Segment Start: MATERIAL FOR THIS TASK
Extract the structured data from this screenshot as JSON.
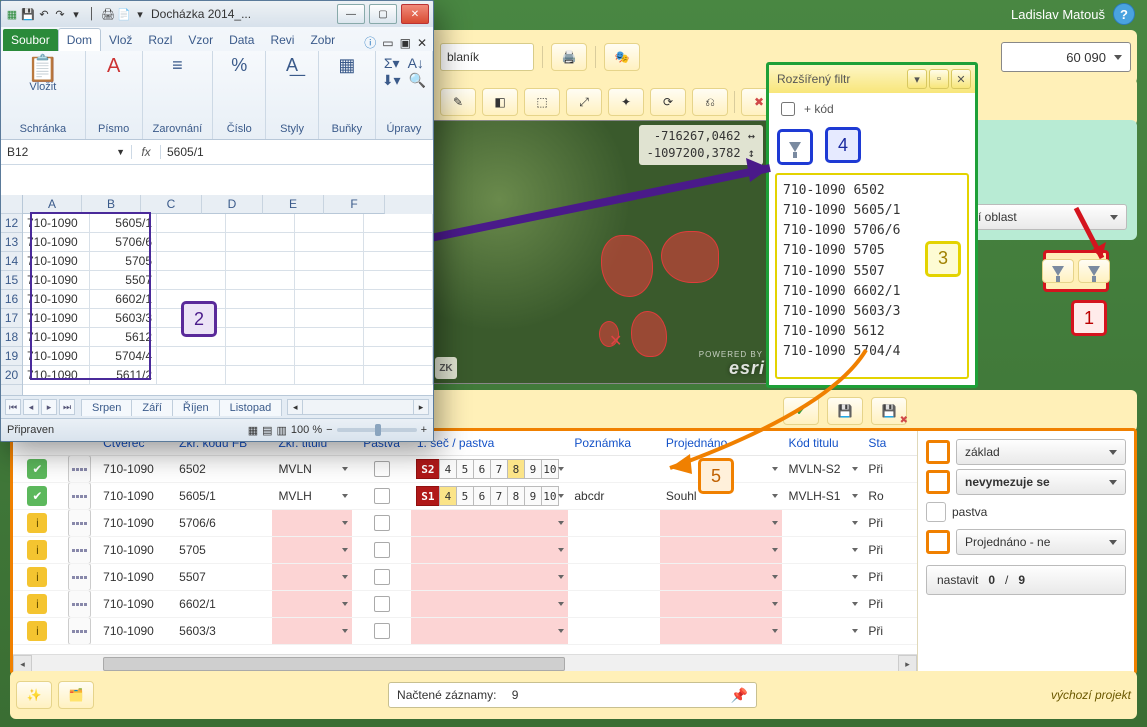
{
  "topbar": {
    "user": "Ladislav  Matouš",
    "help": "?"
  },
  "num_input": "60 090",
  "yr1": {
    "input_text": "blaník"
  },
  "map": {
    "coord1": "-716267,0462 ↔",
    "coord2": "-1097200,3782 ↕",
    "zk": "ZK",
    "powered": "POWERED BY",
    "esri": "esri"
  },
  "teal": {
    "dd1": "tní oblast"
  },
  "ext_filter": {
    "title": "Rozšířený filtr",
    "kod_label": "+ kód",
    "items": [
      "710-1090  6502",
      "710-1090 5605/1",
      "710-1090 5706/6",
      "710-1090 5705",
      "710-1090 5507",
      "710-1090 6602/1",
      "710-1090 5603/3",
      "710-1090 5612",
      "710-1090 5704/4"
    ]
  },
  "grid": {
    "headers": {
      "ctverec": "Čtverec",
      "zkrfb": "Zkr. kódu FB",
      "zkrtit": "Zkr. titulu",
      "pastva": "Pastva",
      "sec": "1. seč / pastva",
      "pozn": "Poznámka",
      "proj": "Projednáno",
      "kodtit": "Kód titulu",
      "sta": "Sta"
    },
    "rows": [
      {
        "ok": "g",
        "ct": "710-1090",
        "fb": "6502",
        "tit": "MVLN",
        "seq": "S2",
        "hl": 8,
        "pozn": "",
        "proj": "",
        "kod": "MVLN-S2",
        "sta": "Při"
      },
      {
        "ok": "g",
        "ct": "710-1090",
        "fb": "5605/1",
        "tit": "MVLH",
        "seq": "S1",
        "hl": 4,
        "pozn": "abcdr",
        "proj": "Souhl",
        "kod": "MVLH-S1",
        "sta": "Ro"
      },
      {
        "ok": "y",
        "ct": "710-1090",
        "fb": "5706/6",
        "tit": "",
        "seq": "",
        "hl": 0,
        "pozn": "",
        "proj": "",
        "kod": "",
        "sta": "Při"
      },
      {
        "ok": "y",
        "ct": "710-1090",
        "fb": "5705",
        "tit": "",
        "seq": "",
        "hl": 0,
        "pozn": "",
        "proj": "",
        "kod": "",
        "sta": "Při"
      },
      {
        "ok": "y",
        "ct": "710-1090",
        "fb": "5507",
        "tit": "",
        "seq": "",
        "hl": 0,
        "pozn": "",
        "proj": "",
        "kod": "",
        "sta": "Při"
      },
      {
        "ok": "y",
        "ct": "710-1090",
        "fb": "6602/1",
        "tit": "",
        "seq": "",
        "hl": 0,
        "pozn": "",
        "proj": "",
        "kod": "",
        "sta": "Při"
      },
      {
        "ok": "y",
        "ct": "710-1090",
        "fb": "5603/3",
        "tit": "",
        "seq": "",
        "hl": 0,
        "pozn": "",
        "proj": "",
        "kod": "",
        "sta": "Při"
      }
    ]
  },
  "side": {
    "dd1": "základ",
    "dd2": "nevymezuje se",
    "cb3": "pastva",
    "dd4": "Projednáno - ne",
    "nav": "nastavit",
    "count": "0",
    "sep": "/",
    "total": "9"
  },
  "status": {
    "label": "Načtené záznamy:",
    "val": "9",
    "proj": "výchozí projekt"
  },
  "excel": {
    "title": "Docházka 2014_...",
    "tabs": {
      "file": "Soubor",
      "home": "Dom",
      "vloz": "Vlož",
      "rozl": "Rozl",
      "vzor": "Vzor",
      "data": "Data",
      "revi": "Revi",
      "zobr": "Zobr"
    },
    "groups": {
      "schranka": "Schránka",
      "vlozit": "Vložit",
      "pismo": "Písmo",
      "zarov": "Zarovnání",
      "cislo": "Číslo",
      "styly": "Styly",
      "bunky": "Buňky",
      "upravy": "Úpravy"
    },
    "namebox": "B12",
    "fx": "fx",
    "formula": "5605/1",
    "col_heads": [
      "A",
      "B",
      "C",
      "D",
      "E",
      "F"
    ],
    "row_heads": [
      "12",
      "13",
      "14",
      "15",
      "16",
      "17",
      "18",
      "19",
      "20"
    ],
    "cells": [
      [
        "710-1090",
        "5605/1",
        "",
        "",
        "",
        ""
      ],
      [
        "710-1090",
        "5706/6",
        "",
        "",
        "",
        ""
      ],
      [
        "710-1090",
        "5705",
        "",
        "",
        "",
        ""
      ],
      [
        "710-1090",
        "5507",
        "",
        "",
        "",
        ""
      ],
      [
        "710-1090",
        "6602/1",
        "",
        "",
        "",
        ""
      ],
      [
        "710-1090",
        "5603/3",
        "",
        "",
        "",
        ""
      ],
      [
        "710-1090",
        "5612",
        "",
        "",
        "",
        ""
      ],
      [
        "710-1090",
        "5704/4",
        "",
        "",
        "",
        ""
      ],
      [
        "710-1090",
        "5611/2",
        "",
        "",
        "",
        ""
      ]
    ],
    "sheets": [
      "Srpen",
      "Září",
      "Říjen",
      "Listopad"
    ],
    "status": "Připraven",
    "zoom": "100 %"
  },
  "callouts": {
    "1": "1",
    "2": "2",
    "3": "3",
    "4": "4",
    "5": "5"
  }
}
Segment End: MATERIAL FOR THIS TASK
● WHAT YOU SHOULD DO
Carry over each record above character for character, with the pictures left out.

● SOLUTION FOR THIS TASK
Extract the structured data from this screenshot as JSON.
{
  "topbar": {
    "user": "Ladislav  Matouš",
    "help": "?"
  },
  "num_input": "60 090",
  "yr1": {
    "input_text": "blaník"
  },
  "map": {
    "coord1": "-716267,0462 ↔",
    "coord2": "-1097200,3782 ↕",
    "zk": "ZK",
    "powered": "POWERED BY",
    "esri": "esri"
  },
  "teal": {
    "dd1": "tní oblast"
  },
  "ext_filter": {
    "title": "Rozšířený filtr",
    "kod_label": "+ kód",
    "items": [
      "710-1090  6502",
      "710-1090 5605/1",
      "710-1090 5706/6",
      "710-1090 5705",
      "710-1090 5507",
      "710-1090 6602/1",
      "710-1090 5603/3",
      "710-1090 5612",
      "710-1090 5704/4"
    ]
  },
  "grid": {
    "headers": {
      "ctverec": "Čtverec",
      "zkrfb": "Zkr. kódu FB",
      "zkrtit": "Zkr. titulu",
      "pastva": "Pastva",
      "sec": "1. seč / pastva",
      "pozn": "Poznámka",
      "proj": "Projednáno",
      "kodtit": "Kód titulu",
      "sta": "Sta"
    },
    "rows": [
      {
        "ok": "g",
        "ct": "710-1090",
        "fb": "6502",
        "tit": "MVLN",
        "seq": "S2",
        "hl": 8,
        "pozn": "",
        "proj": "",
        "kod": "MVLN-S2",
        "sta": "Při"
      },
      {
        "ok": "g",
        "ct": "710-1090",
        "fb": "5605/1",
        "tit": "MVLH",
        "seq": "S1",
        "hl": 4,
        "pozn": "abcdr",
        "proj": "Souhl",
        "kod": "MVLH-S1",
        "sta": "Ro"
      },
      {
        "ok": "y",
        "ct": "710-1090",
        "fb": "5706/6",
        "tit": "",
        "seq": "",
        "hl": 0,
        "pozn": "",
        "proj": "",
        "kod": "",
        "sta": "Při"
      },
      {
        "ok": "y",
        "ct": "710-1090",
        "fb": "5705",
        "tit": "",
        "seq": "",
        "hl": 0,
        "pozn": "",
        "proj": "",
        "kod": "",
        "sta": "Při"
      },
      {
        "ok": "y",
        "ct": "710-1090",
        "fb": "5507",
        "tit": "",
        "seq": "",
        "hl": 0,
        "pozn": "",
        "proj": "",
        "kod": "",
        "sta": "Při"
      },
      {
        "ok": "y",
        "ct": "710-1090",
        "fb": "6602/1",
        "tit": "",
        "seq": "",
        "hl": 0,
        "pozn": "",
        "proj": "",
        "kod": "",
        "sta": "Při"
      },
      {
        "ok": "y",
        "ct": "710-1090",
        "fb": "5603/3",
        "tit": "",
        "seq": "",
        "hl": 0,
        "pozn": "",
        "proj": "",
        "kod": "",
        "sta": "Při"
      }
    ]
  },
  "side": {
    "dd1": "základ",
    "dd2": "nevymezuje se",
    "cb3": "pastva",
    "dd4": "Projednáno - ne",
    "nav": "nastavit",
    "count": "0",
    "sep": "/",
    "total": "9"
  },
  "status": {
    "label": "Načtené záznamy:",
    "val": "9",
    "proj": "výchozí projekt"
  },
  "excel": {
    "title": "Docházka 2014_...",
    "tabs": {
      "file": "Soubor",
      "home": "Dom",
      "vloz": "Vlož",
      "rozl": "Rozl",
      "vzor": "Vzor",
      "data": "Data",
      "revi": "Revi",
      "zobr": "Zobr"
    },
    "groups": {
      "schranka": "Schránka",
      "vlozit": "Vložit",
      "pismo": "Písmo",
      "zarov": "Zarovnání",
      "cislo": "Číslo",
      "styly": "Styly",
      "bunky": "Buňky",
      "upravy": "Úpravy"
    },
    "namebox": "B12",
    "fx": "fx",
    "formula": "5605/1",
    "col_heads": [
      "A",
      "B",
      "C",
      "D",
      "E",
      "F"
    ],
    "row_heads": [
      "12",
      "13",
      "14",
      "15",
      "16",
      "17",
      "18",
      "19",
      "20"
    ],
    "cells": [
      [
        "710-1090",
        "5605/1",
        "",
        "",
        "",
        ""
      ],
      [
        "710-1090",
        "5706/6",
        "",
        "",
        "",
        ""
      ],
      [
        "710-1090",
        "5705",
        "",
        "",
        "",
        ""
      ],
      [
        "710-1090",
        "5507",
        "",
        "",
        "",
        ""
      ],
      [
        "710-1090",
        "6602/1",
        "",
        "",
        "",
        ""
      ],
      [
        "710-1090",
        "5603/3",
        "",
        "",
        "",
        ""
      ],
      [
        "710-1090",
        "5612",
        "",
        "",
        "",
        ""
      ],
      [
        "710-1090",
        "5704/4",
        "",
        "",
        "",
        ""
      ],
      [
        "710-1090",
        "5611/2",
        "",
        "",
        "",
        ""
      ]
    ],
    "sheets": [
      "Srpen",
      "Září",
      "Říjen",
      "Listopad"
    ],
    "status": "Připraven",
    "zoom": "100 %"
  },
  "callouts": {
    "1": "1",
    "2": "2",
    "3": "3",
    "4": "4",
    "5": "5"
  }
}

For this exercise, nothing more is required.